In the civilian world, the single most difficult problem related to energy behavior change has traditionally been making changes persistent. While changing behavior in the short term is not particularly difficult, it is far more challenging to make these changes stick. Leadership, competitions and incentives all do their part to change behavior. However, these programs have a tendency to run out of steam and to go away when the current leadership moves on, at which point behavior can revert to its long term mean. In order to preserve the investment made in changing energy behavior today, it will be necessary to consolidate changes into a permanent cultural shift in attitudes. Cultural mindsets take time to develop and result from sustained and successful behavior-based campaigns that fundamentally alter individual and organizational approaches to energy consumption.
While the military has a distinct disadvantage compared to the civilian world in terms of its ability to use financial incentives to affect behavior, it has a large advantage in routinizing behavior once it has been developed and transforming temporary values into long term cultural norms. It does this by inserting the behavior and values it intends to promulgate into its formal and informal training and education systems, and into its regulations and standard operating procedures. Once a behavior becomes part of training reports and syllabi in boot camps, NCO schools, and staff and war colleges, it is likely to be there to stay.

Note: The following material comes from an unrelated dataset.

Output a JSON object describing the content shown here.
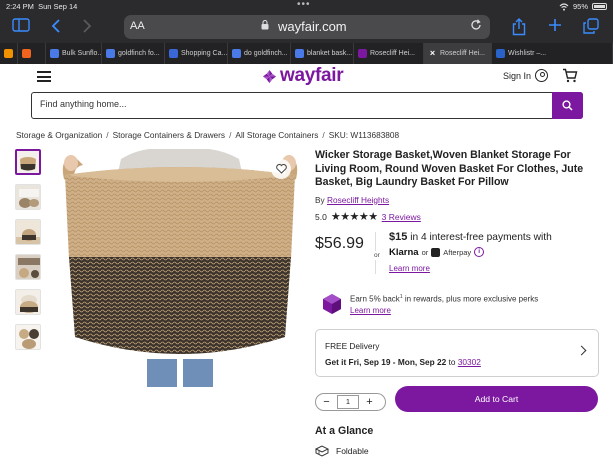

The military is still at a relatively early stage in attempting to improve energy behavior. Far-sighted civilian leaders such as former Secretary of the Air Force, Michael Wynne; Secretary of the Navy, Ray Mabus and Deputy Assistant Secretary of the Navy for Energy, Tom Hicks, have provided strong leadership. Within the last few years senior military commanders, such as the Commandant of the Marine Corps, have strongly backed energy culture change. Nevertheless, much work remains to be done.

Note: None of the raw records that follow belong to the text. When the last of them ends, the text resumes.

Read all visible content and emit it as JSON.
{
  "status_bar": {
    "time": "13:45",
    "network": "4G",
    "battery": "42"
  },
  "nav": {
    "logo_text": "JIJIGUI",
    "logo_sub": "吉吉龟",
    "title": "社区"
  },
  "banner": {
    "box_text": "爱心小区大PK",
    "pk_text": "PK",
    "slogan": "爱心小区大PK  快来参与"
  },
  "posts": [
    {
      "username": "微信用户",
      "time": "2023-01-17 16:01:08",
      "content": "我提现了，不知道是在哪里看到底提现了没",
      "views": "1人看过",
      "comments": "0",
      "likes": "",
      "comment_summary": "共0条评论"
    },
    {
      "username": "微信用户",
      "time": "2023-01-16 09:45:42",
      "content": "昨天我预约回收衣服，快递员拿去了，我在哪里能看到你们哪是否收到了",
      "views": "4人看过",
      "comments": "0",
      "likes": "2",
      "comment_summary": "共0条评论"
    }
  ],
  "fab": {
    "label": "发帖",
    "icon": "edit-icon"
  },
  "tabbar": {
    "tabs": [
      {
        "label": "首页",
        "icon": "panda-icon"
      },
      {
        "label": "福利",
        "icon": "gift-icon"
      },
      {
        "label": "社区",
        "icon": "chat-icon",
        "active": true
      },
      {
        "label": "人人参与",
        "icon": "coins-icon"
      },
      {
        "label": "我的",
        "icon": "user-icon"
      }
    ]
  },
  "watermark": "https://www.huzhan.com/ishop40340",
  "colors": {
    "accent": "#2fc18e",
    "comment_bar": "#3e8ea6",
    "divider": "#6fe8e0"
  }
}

Currently, three principle hurdles remain for the military’s energy behavior change project. The first is that the Department of Defense is not used to dealing with the softer sciences. Current standard operating procedures make it far easier for the DoD to spend $10 million to buy a more efficient generator than to spend $10 thousand in a campaign to reduce energy use – even if both are likely to achieve the same long term energy savings. Second, the science related to changing energy behavior has been developed for civilian institutions. While many of the lessons learned in industry and academe apply to the military, few do so without a good deal of adaptation, and adapting these methods will require a good deal of work. Finally, the “valley of death” that prevents the vast majority of new physical technology from moving from the lab to the field applies equally to the soft-technology aimed at changing energy behavior. Moving this emerging technology from the lab to the field will require widespread implementation and testing on military installations.
Three years after its experiment at Fort Belvoir, the military is making strides toward one of the most promising methods of improving energy efficiency in its installations and operations. Improving energy behavior has the potential to make the military significantly leaner and more effective. Although hurdles remain for this innovative new approach, the future looks promising.